Register | Forgot Your Password? | Close
Bonneville Phoenix Network
 KTAR News
 Arizona Sports
Login or Register
Photo courtesy of Elyria Chronicle-Telegram

Cesar Chavez High coach Jim Rattay, right, has himself on the cusp of career victory No. 300.

Jim Rattay has enough life experiences for 22 men.

The 64-year-old was placed in an orphanage twice, had his mother die when he was 6 years-old and he ran away from his foster home at age 17.

Through it all he had sports, mainly football. He made it through all of the early setbacks and has thrived as a long-time head coach and has tried to develop high school student athletes into men for more than 40 years.

"It's the greatest profession in the world," said Rattay, who leads Cesar Chavez (Laveen). "You can have a great impact on these young men and set them off on a great path. Very few things can do that for kids today. It used to be the military, and I don't know if that even is the case anymore.

"Football calls you to be courageous."

Rattay has been at it for a long time, getting his first head coaching job at Elyria Catholic (Ohio) in 1976, and is on the verge of 300 career wins. The Cesar Chavez coach officially has 299 wins, although seven were vacated from the 2009 season after having to forfeit because of the use an ineligible player for the Champions.

No matter how he has gotten to this point, it is a big number. While Rattay wasn't focused on or willing to talk about the possibility of No. 300 as Cesar Chavez (3-6) hosts Millennium (5-4) on Friday, he clearly remembers win No. 1.

He took over the Elyria Catholic program just before the 1976 season started when Mike Noonan abruptly resigned. Rattay, 26 at the time, was hired away from Mentor Lake Catholic, where he was an assistant.

"It was against (Lorain) Clearview and they were driving just before half, but we stopped them to lead 7-0 at the half," he said. "We added a couple more scores in the second half and got the win."

Rattay won a state title that initial year and bookended it with a state title in 1983, compiling a 79-7-3 record before heading to take over the Euclid program where he won seven games in two years.

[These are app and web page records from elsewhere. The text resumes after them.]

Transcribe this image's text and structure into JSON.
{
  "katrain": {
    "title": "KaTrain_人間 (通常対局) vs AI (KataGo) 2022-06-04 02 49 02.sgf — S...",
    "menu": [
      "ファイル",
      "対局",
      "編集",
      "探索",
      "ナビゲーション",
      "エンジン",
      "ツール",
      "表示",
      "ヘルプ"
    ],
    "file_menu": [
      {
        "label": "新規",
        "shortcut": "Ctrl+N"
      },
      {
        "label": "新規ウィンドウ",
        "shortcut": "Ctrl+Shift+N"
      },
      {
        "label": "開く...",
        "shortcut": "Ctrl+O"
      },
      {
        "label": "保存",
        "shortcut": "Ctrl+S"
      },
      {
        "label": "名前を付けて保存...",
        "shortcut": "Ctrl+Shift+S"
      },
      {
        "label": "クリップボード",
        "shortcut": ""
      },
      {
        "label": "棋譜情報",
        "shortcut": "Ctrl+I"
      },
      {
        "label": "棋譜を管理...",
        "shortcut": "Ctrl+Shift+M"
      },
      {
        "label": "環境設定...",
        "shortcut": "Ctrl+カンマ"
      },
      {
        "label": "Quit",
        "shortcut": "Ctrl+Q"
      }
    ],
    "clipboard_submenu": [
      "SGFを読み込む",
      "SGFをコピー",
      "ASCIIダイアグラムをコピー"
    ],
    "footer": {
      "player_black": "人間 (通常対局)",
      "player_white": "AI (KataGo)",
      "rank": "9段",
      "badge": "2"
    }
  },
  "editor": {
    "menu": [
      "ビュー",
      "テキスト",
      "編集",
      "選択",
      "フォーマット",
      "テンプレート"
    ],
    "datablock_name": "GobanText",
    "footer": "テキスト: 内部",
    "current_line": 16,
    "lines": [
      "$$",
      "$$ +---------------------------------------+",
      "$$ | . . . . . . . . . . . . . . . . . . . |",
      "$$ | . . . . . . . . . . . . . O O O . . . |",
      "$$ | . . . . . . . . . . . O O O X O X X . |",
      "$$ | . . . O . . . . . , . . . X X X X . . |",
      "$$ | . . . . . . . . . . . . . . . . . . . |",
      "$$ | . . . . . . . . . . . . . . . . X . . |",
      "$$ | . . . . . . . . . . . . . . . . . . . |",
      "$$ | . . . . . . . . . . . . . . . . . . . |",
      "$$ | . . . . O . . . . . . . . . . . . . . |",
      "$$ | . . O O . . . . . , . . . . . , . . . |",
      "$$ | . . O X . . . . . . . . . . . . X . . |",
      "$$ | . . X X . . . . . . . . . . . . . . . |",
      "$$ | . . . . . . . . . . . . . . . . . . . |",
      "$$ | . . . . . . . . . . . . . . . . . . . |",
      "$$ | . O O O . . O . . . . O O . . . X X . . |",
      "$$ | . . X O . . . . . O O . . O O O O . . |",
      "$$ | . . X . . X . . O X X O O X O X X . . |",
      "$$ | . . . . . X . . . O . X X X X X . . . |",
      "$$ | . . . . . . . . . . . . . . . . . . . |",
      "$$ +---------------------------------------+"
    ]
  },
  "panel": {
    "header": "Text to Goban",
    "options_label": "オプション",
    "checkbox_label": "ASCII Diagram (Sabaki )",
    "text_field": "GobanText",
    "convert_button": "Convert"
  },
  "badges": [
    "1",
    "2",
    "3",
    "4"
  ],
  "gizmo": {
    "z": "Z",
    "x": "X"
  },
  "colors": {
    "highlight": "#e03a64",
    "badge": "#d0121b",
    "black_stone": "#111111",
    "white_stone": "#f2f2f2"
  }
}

That's when he found himself on his way to Arizona, partially in order to help with asthma, where he has won 220 games and five more state titles as he helped turn around Mesa after being hired in 1986. He started the Desert Vista program in 1997 and also took tiny Phoenix Christian to two titles.

Rattay developed a sinus infection that spread into his right eye, and that eye was removed during Mesa's playoff run in 1992. He came to Arizona with a reputation as a disciplinarian who was a good motivator with an innovative offensive mind.

He instantly caught the ears of little Jackrabbits.

"We had a group of sophomores that really bought into what he was saying and by the time we were seniors we did really well, going to the semifinals," said Mountain Pointe defensive coach Jeff Decker, who played for Rattay and coached with him at Desert Vista. "He's a great coach and I respect him a lot."

Rattay, whose son Tim played in the NFL at quarterback and other son John set passing records at Desert Vista, is one of the more controversial coaches in Arizona history and his time at each Arizona program has come with some negative accusations and possibly regrets - but there is no denying the results.

He never made it about himself, though.

"This is all about the kids, and we have a chance to end the year with four straight wins (after an 0-6 start)," Rattay said. "That's what we are focused on and nothing else."

Photo by Steve Paynter

Cesar Chavez High coach Jim Rattay, right, has himself on the cusp of career victory No. 300.

Should Rattay reach the milestone, Arizona could very well see a second 300-game winner in the weeks to come.

Cactus (Glendale) coach Larry Fetkenhier has 298 career wins and would become just the fourth coach in Arizona history to get all 300 games in the Grand Canyon State.

The Cobras are on the bubble for the postseason, sitting at No. 14 in Division III entering Friday's rivalry game against No. 5 Peoria. But should they win this week and in the first round of the 16-team playoffs, then Fetkenhier will reach the milestone.

He, like Rattay, couldn't care less right now.

The cool thing about Fetkenhier, who won state titles in 2005 and 2009 and finished runner-up in 2004, 2003 and 1987, is that once he achieves 300 wins, they will all be at the same school.

"We still have kids that will work hard and are blue-collar," Fetkenhier said to the West Valley Preps before the season. "Probably the biggest reason I've stayed here is the quality of kids we have."

Jason P. Skoda, a former Arizona Republic and current Ahwatukee Foothills News staff writer, is a 19-year sports writing veteran. Follow on Twitter @JSkodaAFN and contact him at jskoda1024@aol.com.

Read More
share this story: